3. Consider what is being incentivized and what you want to be incentivized.
You can always test-run an incentive system to see if it works, so don’t be afraid to test a few methods to find what works best.
Business Tip #14: Consider these three things when forming a follow-up process
In Adi Klevit’s conversation with CaliberMind’s VP of Marketing, Camela Thompson, Camela provided several ideas regarding follow-up actions that could be part of a process.
Here are three of the suggestions she provided during the interview:
1. Ask questions of your client.
Did they face difficulty navigating your website, reaching something, or getting a question answered? Was some vital information missing that made them hesitate before reaching out?
Most companies fail to ask questions about points of friction, instead focusing on kind reviews and other marketing-type questions.
2. Think outside of the drip campaign.
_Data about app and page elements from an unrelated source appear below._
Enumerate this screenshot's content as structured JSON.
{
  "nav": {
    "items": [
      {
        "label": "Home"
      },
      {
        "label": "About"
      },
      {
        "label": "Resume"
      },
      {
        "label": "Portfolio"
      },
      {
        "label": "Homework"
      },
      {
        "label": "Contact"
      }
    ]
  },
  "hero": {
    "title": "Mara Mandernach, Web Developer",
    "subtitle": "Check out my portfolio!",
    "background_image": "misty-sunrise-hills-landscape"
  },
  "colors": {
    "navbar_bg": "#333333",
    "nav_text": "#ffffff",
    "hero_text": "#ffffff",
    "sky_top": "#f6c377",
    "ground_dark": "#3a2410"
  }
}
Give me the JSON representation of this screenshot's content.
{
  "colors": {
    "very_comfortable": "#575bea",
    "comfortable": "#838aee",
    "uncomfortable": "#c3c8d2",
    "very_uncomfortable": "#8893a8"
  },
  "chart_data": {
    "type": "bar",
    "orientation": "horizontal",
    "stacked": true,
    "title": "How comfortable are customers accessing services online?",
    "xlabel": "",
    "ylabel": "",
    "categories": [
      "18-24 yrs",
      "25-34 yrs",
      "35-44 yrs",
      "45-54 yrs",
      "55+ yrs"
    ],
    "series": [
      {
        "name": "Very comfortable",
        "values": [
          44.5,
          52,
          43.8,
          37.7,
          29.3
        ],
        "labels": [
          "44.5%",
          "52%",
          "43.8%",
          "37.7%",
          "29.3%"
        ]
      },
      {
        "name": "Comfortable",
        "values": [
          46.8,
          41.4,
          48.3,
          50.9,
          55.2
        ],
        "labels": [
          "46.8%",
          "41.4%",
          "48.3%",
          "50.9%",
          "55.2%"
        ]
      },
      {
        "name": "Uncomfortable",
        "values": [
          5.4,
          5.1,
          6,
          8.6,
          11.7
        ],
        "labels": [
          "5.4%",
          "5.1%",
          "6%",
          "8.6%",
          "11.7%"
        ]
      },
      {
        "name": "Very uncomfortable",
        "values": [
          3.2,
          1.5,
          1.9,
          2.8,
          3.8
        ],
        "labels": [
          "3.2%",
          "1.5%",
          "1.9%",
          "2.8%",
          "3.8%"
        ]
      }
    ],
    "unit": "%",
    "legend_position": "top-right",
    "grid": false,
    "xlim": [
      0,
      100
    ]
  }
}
Of course, you should have a drip campaign set up, but what if a potential customer doesn’t sign up for email outreach? That’s when you can get creative. Comment on a LinkedIn post or tweet, text or call, or send a sample package. Continuing to follow up shows the client that you are interested in doing business with them and that you are likely to be responsive when/if something comes up when they work with you.
3. Find eleven ways to follow up.
Don’t just put someone on an email list and assume that, after eleven emails, they will turn into a customer, or you can write them off. Instead, find and systematize eleven unique ways to contact them. You can message them on social media, send them mailers, email them a discount, give them a call, set up a presentation, text them to see if they need information about a question they asked a chatbot, send them a sample product, offer them a free download, and much more.
There are more suggestions in the interview, but you get the idea. It can feel overwhelming to simply list all of the ways you can follow up on a prospect. But, that overwhelm lessens when it’s all systematized.
Business Tip #15: Keep a log with brief notes about what is happening in your business and nationally
Many business owners love to look at metrics and see sales statistics and income numbers increase. However, those metrics are unsustainable if you don’t know what is happening in your business that made the number increase (or decrease).
Try keeping a log with one or two lines about what is happening each day to give your metrics context.
This could be as simple as
1/1 – Implemented new sales processes dated 1/1/23. Increased product prices by $2/each. Began new marketing strategy.
1/2 – Hired new fractional CMO. Sales manager put in two weeks’ notice. Times interview came out.
This allows you to see what was successful and what wasn’t so that you and your team can rapidly find ways to improve metrics and viability.
And, just to add to the above tip, we’ve included a related bonus tip:
Business Tip #16: Keep a running list of “lessons learned” this year
You listen to podcasts, attend webinars, and read books every year. You learn something from each and likely think, “I should implement that” or “That’s a good idea.” From there, you may take action or make a mental note of the lesson and hope to remember it later.
Instead of “making a mental note” of something and hoping to remember it later, keep a running list of lessons learned, along with a note about where you learned it from. This can be done in a Notes app on your phone, a physical notebook, or a document on your desktop.
From there, you can occasionally review your notes, consider if a principle should be implemented, or discuss the lesson with others as you continue to strategize and build your business.
Finally, this allows you to do a quick year-end review, reminding you of lessons learned at the beginning of the year and giving you a chance to grow further.
These business tips are all offered with each Business Success Consulting Group newsletter. If you haven’t yet subscribed to the newsletter, be sure to do so here. And, if you find this information useful, be sure to consult with our team of systems experts about how to take the next step in growing your business. We offer a no-cost initial consultation to evaluate your existing systems and processes and discuss your needs and goals so that we can provide you with a customized plan. Get started here.